Fear induced by anything which triggers the fight/flight instinct helps egg on the transformation. After the mutation kicks in, increases in temperature slowly turn some of these one percent into organic terminator like creatures. Once fifty percent or more of a one percenter turns silicon, they can dive into a volcano or molten lead or some other major heat source to complete their transformation. Some will fight for humanity, but most lose their humanity in the transformation.
The lone Terminator from the beginning of the new film that survived the battle in the distant past can sense this fifth building block in human beings and s/he/it is trying to destroy all of them before the dormant genetic markers begin to trigger. Whether this Terminator unit is trying to destroy humanity or preserve it isn’t fully explained in the first film. While the events in the past films did occur, the travel back in time to the distant past changed this timeline, so everything that happened before the here and now has been erased, but the Terminator menace still exists in this new form. The new future is still potentially bleak. Mankind’s own DNA may hold the key to its evolution or extinction.

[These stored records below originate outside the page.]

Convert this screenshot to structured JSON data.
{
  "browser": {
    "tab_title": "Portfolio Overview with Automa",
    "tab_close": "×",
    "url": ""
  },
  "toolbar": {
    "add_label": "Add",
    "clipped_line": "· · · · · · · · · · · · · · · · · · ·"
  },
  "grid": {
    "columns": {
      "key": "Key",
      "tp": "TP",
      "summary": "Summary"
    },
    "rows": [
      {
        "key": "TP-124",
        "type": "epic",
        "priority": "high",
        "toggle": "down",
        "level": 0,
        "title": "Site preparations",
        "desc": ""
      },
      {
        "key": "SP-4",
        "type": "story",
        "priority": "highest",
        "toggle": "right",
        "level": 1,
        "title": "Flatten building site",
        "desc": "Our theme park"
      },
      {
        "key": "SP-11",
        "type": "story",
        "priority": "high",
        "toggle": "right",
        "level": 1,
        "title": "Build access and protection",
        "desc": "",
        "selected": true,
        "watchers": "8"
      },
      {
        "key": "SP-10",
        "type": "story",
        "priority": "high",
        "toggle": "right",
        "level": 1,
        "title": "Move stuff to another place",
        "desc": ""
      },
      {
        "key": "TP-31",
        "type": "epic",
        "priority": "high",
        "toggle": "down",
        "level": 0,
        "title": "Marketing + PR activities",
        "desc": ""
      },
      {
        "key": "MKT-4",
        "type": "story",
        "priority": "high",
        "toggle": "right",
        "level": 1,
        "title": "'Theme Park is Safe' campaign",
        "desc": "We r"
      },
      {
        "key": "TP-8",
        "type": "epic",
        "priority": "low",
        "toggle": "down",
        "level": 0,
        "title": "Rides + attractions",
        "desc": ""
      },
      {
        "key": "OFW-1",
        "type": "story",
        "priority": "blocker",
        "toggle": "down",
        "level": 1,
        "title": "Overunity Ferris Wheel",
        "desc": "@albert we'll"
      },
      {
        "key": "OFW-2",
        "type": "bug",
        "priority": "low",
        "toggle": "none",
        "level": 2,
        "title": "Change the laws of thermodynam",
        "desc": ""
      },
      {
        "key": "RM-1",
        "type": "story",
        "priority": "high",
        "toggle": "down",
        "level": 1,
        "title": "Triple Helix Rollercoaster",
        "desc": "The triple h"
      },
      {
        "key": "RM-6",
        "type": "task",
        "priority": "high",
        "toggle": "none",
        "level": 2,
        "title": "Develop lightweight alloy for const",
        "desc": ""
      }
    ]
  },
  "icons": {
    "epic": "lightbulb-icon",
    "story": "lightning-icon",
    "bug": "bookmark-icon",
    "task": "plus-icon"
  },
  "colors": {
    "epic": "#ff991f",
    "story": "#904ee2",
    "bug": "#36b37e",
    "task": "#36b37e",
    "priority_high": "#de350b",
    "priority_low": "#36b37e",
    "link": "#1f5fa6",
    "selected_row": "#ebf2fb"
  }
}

The first film would only introduce these concepts without exploring them in detail. On the surface it could just be seen as a playful inexpensive romp through the Terminator films once again paying homage with a new Terminator that does a really bad Arnold impersonation on purpose and also occasionally acts like other characters from the franchise but later on it can be revealed that once any One Percenter with the Silicon DNA trigger is fully realized as a Returnimator, they too get all the memories from all the previous films. What each character chooses to do with that information is what would make the franchise so interesting.
Eventually one of these Returnimators would realize that the only way to stop this would be to go back to the inciting incident. Find the point in the distant past when the previous timeline erased itself by triggering this new timeline, and undoing what was done to give humanity a fresh start without the rise of the machines ever happening. While of course a nemesis would come up with the same idea to destroy humanity entirely. Wipe it out of existence. But that race against time wouldn’t be necessary for several films, if ever.
So. What do you think?